Anton James,JMD Design: Sustainability in its broadest sense was at the core of the project. We sought to preserve significant heritage and recycle it for new and future constituencies. Otherwise the project followed the commonly utilised avenues of sustainability. Roof water was collected from the adjacent town hall for irrigation and pond use, material was salvaged from site and reused.
Was longevity of the project a key factor in the design and creation of the gardens?
Tim Greer, TZG: For every one tonne of steel, 5 tonnes of CO2 are released into the atmosphere. The existing structure contained thousands of tonnes of material waiting to be innovatively and thoughtfully reused, benefitting environmental sustainability while engendering the palimpsest necessary to create a vibrant urban space. Paddington Reservoir Gardens celebrates the importance of ‘ruins’ as a means of finding maturity and sustainability in a new city.
Anton James, JMD Design: The long term preservation of the reservoir was central to the project. The reservoir firstly required stabilisation to avoid any further roof collapses and physical degradation. The decision to make a garden in a highly populated part of Sydney gives it a function that will outlive the commercial vagaries and be of service to the community for a long time.
What do you feel is the significance of the Paddington Reservoir Gardens for both the industry and the public?
Tim Greer, TZG:Paddington Reservoir Gardens provides a viable model for adaptive reuse of a utilitarian structure of heritage significance. It advocates conservation over demolition, the clear distinction between new and historic fabric and interpretation of significance. Heritage values are celebrated and inform the design of new interventions. The project presents a unique opportunity to interpret part of Sydney’s early heritage infrastructure, whilst representing Sydney’s contemporary culture in creating an intriguing and engaging public open space.

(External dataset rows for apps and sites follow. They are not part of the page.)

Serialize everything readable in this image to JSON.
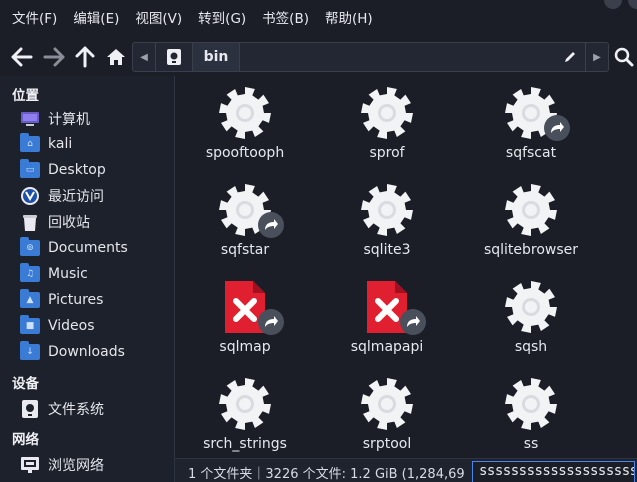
{
  "menubar": {
    "items": [
      "文件(F)",
      "编辑(E)",
      "视图(V)",
      "转到(G)",
      "书签(B)",
      "帮助(H)"
    ]
  },
  "toolbar": {
    "back_icon": "arrow-left-icon",
    "forward_icon": "arrow-right-icon",
    "up_icon": "arrow-up-icon",
    "home_icon": "home-icon",
    "path_current": "bin",
    "edit_icon": "pencil-icon",
    "search_icon": "search-icon"
  },
  "sidebar": {
    "places_header": "位置",
    "places": [
      {
        "label": "计算机",
        "icon": "computer-icon"
      },
      {
        "label": "kali",
        "icon": "home-folder-icon"
      },
      {
        "label": "Desktop",
        "icon": "desktop-folder-icon"
      },
      {
        "label": "最近访问",
        "icon": "recent-icon"
      },
      {
        "label": "回收站",
        "icon": "trash-icon"
      },
      {
        "label": "Documents",
        "icon": "documents-folder-icon"
      },
      {
        "label": "Music",
        "icon": "music-folder-icon"
      },
      {
        "label": "Pictures",
        "icon": "pictures-folder-icon"
      },
      {
        "label": "Videos",
        "icon": "videos-folder-icon"
      },
      {
        "label": "Downloads",
        "icon": "downloads-folder-icon"
      }
    ],
    "devices_header": "设备",
    "devices": [
      {
        "label": "文件系统",
        "icon": "drive-icon"
      }
    ],
    "network_header": "网络",
    "network": [
      {
        "label": "浏览网络",
        "icon": "network-icon"
      }
    ]
  },
  "files": [
    {
      "name": "spooftooph",
      "type": "executable",
      "link": false
    },
    {
      "name": "sprof",
      "type": "executable",
      "link": false
    },
    {
      "name": "sqfscat",
      "type": "executable",
      "link": true
    },
    {
      "name": "sqfstar",
      "type": "executable",
      "link": true
    },
    {
      "name": "sqlite3",
      "type": "executable",
      "link": false
    },
    {
      "name": "sqlitebrowser",
      "type": "executable",
      "link": false
    },
    {
      "name": "sqlmap",
      "type": "broken",
      "link": true
    },
    {
      "name": "sqlmapapi",
      "type": "broken",
      "link": true
    },
    {
      "name": "sqsh",
      "type": "executable",
      "link": false
    },
    {
      "name": "srch_strings",
      "type": "executable",
      "link": false
    },
    {
      "name": "srptool",
      "type": "executable",
      "link": false
    },
    {
      "name": "ss",
      "type": "executable",
      "link": false
    }
  ],
  "statusbar": {
    "text": "1 个文件夹｜3226 个文件: 1.2 GiB (1,284,69",
    "search_value": "ssssssssssssssssssssss"
  },
  "colors": {
    "background": "#1b1e27",
    "sidebar": "#1d212b",
    "accent": "#4a86e8",
    "broken_red": "#e02030"
  }
}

Anton JMD Design: The project is significant in demonstrating what a committed public client can achieve. It is significant in demonstrating that strong and genuine collaboration can delivery good design. The public has demonstrated through the project's success, that it values heritage, that it values quality and that it values the public realm in the face of the increased commercialisation of our spaces. This project has been successful without a cafe, a shop, or a commercial imperative.